Via a retweet from Brad Feld, I saw this article.
This is confusing to me. There is no hard data, but I’d like to explore why are people leaving the US to start companies back in the homeland.
Is it because of:
- visa issues
- the cost to build a company
- the economic opportunity in their home country
If it is the first one, I’m in favor of reform, though I think there are a number of ways to encourage founders to stay, and tying their visa to VC funding, like the startup visa does, doesn’t seem like an optimal strategy.
If it is the second, then we need a cost benefits analysis. Making it easier to start companies is not an unalloyed good. For example, I wouldn’t want it to be easier to start a company that made cancer causing products. It’s harder to start a company in the US because we as a society have made choices that impose costs on companies. Ask the Chinese how it is to have ineffective regulation. On the other hand, as outlined in comments here, lowering risk for entrepeneurs (lack of health insurance!) could really lower costs for starting a company.

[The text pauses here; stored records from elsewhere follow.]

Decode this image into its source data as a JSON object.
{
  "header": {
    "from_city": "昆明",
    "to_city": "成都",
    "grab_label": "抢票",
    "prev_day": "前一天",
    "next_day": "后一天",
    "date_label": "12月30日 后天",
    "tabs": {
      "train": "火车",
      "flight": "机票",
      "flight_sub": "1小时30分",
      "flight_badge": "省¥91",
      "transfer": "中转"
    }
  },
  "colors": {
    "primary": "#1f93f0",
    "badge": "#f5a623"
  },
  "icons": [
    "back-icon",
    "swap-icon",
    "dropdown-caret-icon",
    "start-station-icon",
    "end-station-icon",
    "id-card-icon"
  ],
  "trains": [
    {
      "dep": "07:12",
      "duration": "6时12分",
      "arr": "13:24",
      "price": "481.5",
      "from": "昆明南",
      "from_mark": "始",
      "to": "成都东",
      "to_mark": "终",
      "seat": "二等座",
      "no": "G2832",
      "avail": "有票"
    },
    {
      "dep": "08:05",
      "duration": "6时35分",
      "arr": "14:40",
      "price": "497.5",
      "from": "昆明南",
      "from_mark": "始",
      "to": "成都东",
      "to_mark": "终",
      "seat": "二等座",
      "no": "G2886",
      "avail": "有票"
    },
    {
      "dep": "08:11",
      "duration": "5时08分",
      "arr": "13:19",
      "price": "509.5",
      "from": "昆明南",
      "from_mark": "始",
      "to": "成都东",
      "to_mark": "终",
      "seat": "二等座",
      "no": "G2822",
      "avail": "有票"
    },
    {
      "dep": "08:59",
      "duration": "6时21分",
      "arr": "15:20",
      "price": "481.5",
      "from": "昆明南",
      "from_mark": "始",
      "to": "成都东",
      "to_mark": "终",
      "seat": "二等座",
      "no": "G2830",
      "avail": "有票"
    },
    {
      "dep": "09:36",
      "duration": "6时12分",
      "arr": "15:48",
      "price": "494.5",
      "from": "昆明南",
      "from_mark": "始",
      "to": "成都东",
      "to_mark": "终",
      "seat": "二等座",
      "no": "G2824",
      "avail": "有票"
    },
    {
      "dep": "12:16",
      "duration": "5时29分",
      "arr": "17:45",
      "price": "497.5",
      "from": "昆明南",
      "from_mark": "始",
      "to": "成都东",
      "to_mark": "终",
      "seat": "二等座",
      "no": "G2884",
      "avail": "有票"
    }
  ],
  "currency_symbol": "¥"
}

If it is the last, then, good luck to them. Who can argue with the fact that Indian engineers are cheaper or that “there are no mature companies, like Google and Microsoft” in these countries?